◆ **PROVIDED INFORMATION**
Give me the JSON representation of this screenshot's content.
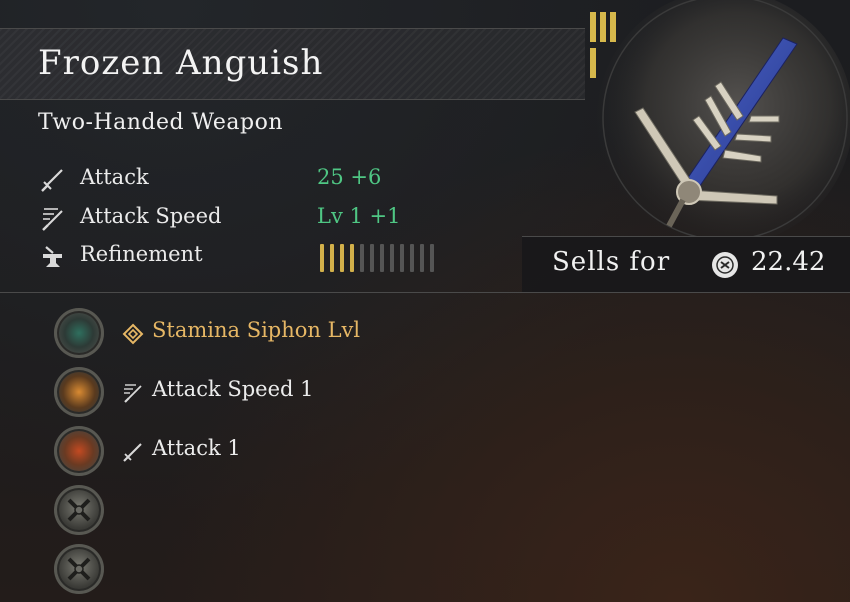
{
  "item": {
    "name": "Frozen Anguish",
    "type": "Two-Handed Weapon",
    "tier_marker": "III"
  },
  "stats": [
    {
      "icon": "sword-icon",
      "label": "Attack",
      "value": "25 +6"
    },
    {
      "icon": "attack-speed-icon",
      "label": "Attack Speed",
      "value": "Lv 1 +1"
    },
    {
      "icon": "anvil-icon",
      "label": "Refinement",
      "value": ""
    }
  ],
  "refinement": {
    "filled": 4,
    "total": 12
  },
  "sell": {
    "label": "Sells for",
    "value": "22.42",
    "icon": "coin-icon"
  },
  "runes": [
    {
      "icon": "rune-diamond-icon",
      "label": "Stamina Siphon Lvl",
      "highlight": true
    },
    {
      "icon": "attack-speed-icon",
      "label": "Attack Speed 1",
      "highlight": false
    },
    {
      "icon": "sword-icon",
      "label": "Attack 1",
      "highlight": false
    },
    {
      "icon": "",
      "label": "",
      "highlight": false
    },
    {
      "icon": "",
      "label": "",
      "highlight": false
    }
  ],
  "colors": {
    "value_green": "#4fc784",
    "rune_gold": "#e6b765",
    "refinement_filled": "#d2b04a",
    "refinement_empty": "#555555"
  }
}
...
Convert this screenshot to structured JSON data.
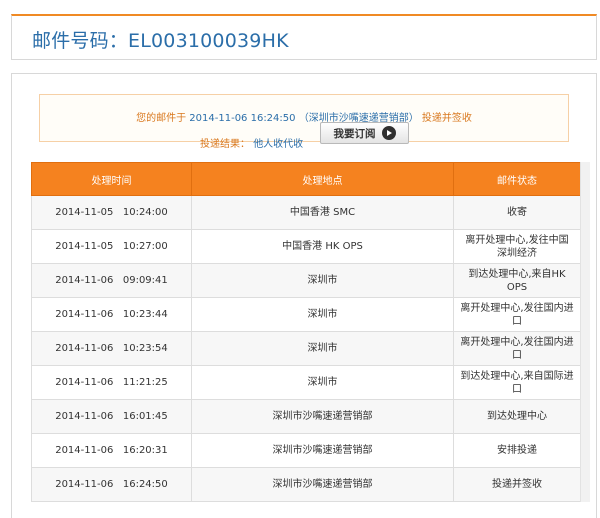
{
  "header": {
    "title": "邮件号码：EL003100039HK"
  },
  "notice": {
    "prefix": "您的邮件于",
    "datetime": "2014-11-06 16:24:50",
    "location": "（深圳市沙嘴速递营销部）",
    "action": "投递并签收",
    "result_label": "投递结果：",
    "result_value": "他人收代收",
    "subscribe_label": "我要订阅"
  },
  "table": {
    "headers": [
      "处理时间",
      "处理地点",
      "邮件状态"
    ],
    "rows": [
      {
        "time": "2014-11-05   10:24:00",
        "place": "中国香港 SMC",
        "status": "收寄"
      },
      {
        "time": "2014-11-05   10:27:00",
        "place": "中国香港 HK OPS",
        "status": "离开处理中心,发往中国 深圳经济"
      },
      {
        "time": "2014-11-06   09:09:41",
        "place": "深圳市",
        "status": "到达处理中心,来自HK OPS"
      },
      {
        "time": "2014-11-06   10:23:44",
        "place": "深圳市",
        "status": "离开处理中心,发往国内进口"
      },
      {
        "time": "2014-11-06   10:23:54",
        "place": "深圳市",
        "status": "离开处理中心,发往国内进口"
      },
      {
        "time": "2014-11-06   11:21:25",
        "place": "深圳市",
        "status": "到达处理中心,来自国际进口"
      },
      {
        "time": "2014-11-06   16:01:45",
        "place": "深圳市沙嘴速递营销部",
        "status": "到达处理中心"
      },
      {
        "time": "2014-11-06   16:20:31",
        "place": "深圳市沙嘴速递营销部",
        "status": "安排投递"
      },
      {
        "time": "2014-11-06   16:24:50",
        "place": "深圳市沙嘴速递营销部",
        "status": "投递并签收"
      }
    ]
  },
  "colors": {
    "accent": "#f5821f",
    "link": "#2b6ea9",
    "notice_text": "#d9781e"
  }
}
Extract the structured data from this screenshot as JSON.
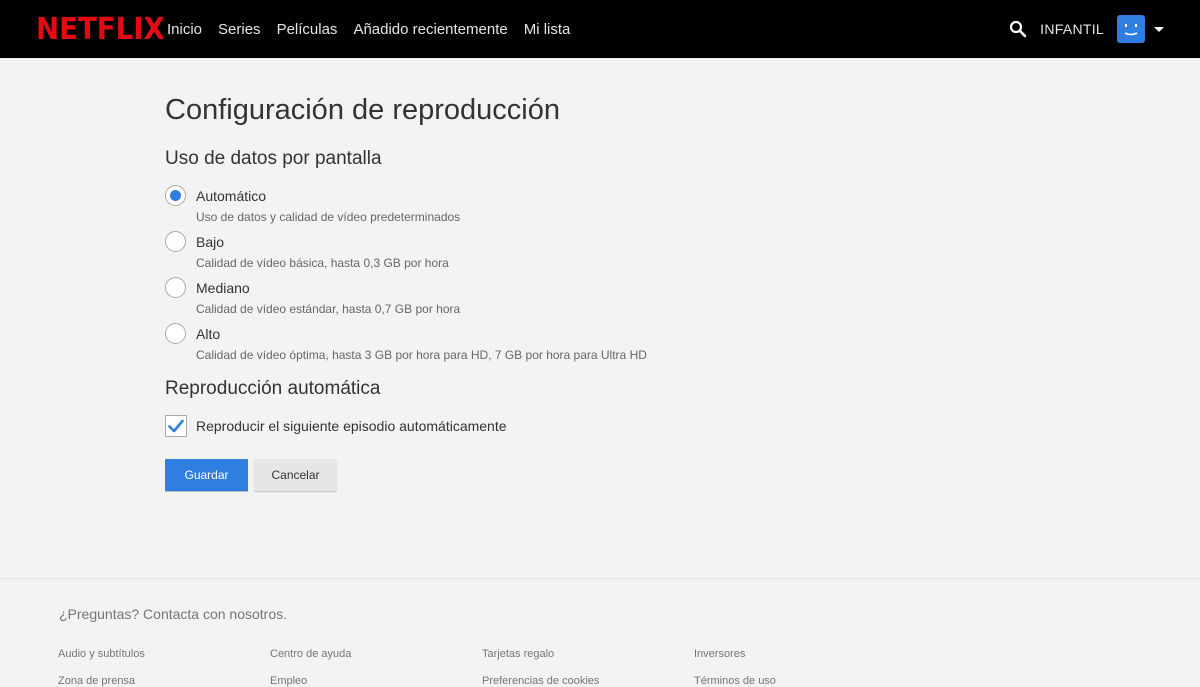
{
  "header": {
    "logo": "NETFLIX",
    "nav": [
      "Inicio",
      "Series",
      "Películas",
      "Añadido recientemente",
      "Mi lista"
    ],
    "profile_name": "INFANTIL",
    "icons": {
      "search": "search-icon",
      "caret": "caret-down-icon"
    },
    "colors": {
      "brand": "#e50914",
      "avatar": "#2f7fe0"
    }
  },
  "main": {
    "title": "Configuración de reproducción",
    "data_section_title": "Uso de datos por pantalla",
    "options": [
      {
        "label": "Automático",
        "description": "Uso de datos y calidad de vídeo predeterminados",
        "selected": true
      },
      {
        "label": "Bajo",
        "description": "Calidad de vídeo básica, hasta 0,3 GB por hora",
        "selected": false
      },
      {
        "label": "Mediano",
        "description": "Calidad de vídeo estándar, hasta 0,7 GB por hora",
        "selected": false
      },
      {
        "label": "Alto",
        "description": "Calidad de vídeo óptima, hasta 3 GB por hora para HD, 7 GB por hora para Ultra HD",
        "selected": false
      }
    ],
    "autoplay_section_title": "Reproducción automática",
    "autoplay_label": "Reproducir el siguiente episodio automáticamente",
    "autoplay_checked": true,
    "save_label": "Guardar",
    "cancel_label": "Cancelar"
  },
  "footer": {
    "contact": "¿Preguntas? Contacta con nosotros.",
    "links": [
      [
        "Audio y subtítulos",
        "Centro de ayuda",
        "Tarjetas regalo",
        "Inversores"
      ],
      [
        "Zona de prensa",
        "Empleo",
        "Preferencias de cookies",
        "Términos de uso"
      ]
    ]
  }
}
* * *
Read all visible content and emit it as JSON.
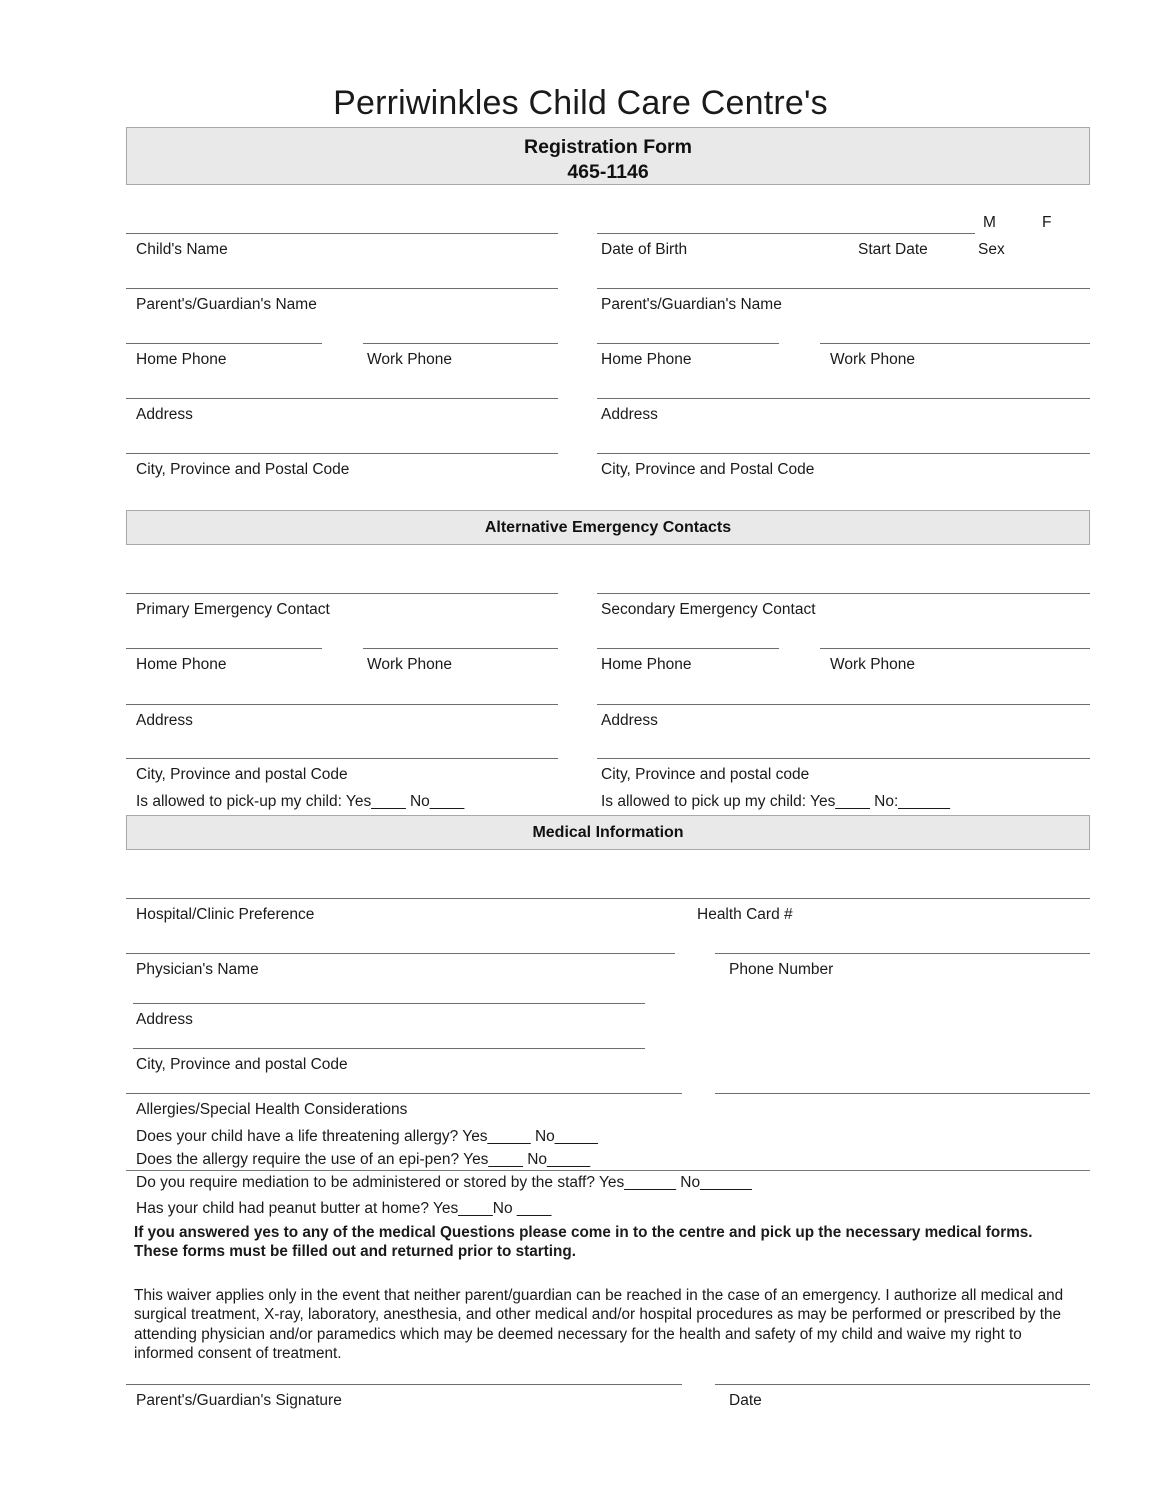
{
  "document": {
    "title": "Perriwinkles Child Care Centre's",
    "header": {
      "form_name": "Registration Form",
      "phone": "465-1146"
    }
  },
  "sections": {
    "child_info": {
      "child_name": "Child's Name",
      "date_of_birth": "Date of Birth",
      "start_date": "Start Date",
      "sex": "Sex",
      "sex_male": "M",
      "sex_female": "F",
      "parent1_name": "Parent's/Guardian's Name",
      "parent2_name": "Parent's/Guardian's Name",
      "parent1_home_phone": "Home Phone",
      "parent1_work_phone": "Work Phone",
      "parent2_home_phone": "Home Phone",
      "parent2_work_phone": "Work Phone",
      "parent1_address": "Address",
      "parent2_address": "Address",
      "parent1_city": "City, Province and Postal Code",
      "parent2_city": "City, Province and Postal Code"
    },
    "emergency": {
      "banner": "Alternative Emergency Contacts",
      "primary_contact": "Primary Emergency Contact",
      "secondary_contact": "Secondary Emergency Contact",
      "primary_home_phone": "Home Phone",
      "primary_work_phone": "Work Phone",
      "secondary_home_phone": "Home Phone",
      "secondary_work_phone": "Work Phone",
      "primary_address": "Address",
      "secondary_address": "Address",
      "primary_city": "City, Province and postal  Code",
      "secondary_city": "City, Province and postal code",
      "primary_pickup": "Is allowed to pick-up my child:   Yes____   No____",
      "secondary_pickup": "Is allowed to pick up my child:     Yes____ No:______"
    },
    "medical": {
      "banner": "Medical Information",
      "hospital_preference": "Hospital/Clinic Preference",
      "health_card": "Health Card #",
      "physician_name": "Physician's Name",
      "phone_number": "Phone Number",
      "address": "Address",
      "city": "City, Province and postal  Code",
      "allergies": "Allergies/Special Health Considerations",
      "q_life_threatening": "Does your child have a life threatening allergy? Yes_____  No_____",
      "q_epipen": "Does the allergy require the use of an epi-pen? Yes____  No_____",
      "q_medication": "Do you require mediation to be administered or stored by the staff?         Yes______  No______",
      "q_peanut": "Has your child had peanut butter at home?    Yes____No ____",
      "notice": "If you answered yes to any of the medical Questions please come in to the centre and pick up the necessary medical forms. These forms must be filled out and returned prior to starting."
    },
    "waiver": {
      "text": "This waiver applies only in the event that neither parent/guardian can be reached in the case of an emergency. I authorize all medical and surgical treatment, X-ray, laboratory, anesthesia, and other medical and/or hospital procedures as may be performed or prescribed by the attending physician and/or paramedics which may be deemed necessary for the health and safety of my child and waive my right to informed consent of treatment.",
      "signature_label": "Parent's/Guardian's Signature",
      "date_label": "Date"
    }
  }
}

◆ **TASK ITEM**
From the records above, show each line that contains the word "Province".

◆ **EXERCISE RESPONSE**
      "parent1_city": "City, Province and Postal Code",
      "parent2_city": "City, Province and Postal Code"
      "primary_city": "City, Province and postal  Code",
      "secondary_city": "City, Province and postal code",
      "city": "City, Province and postal  Code",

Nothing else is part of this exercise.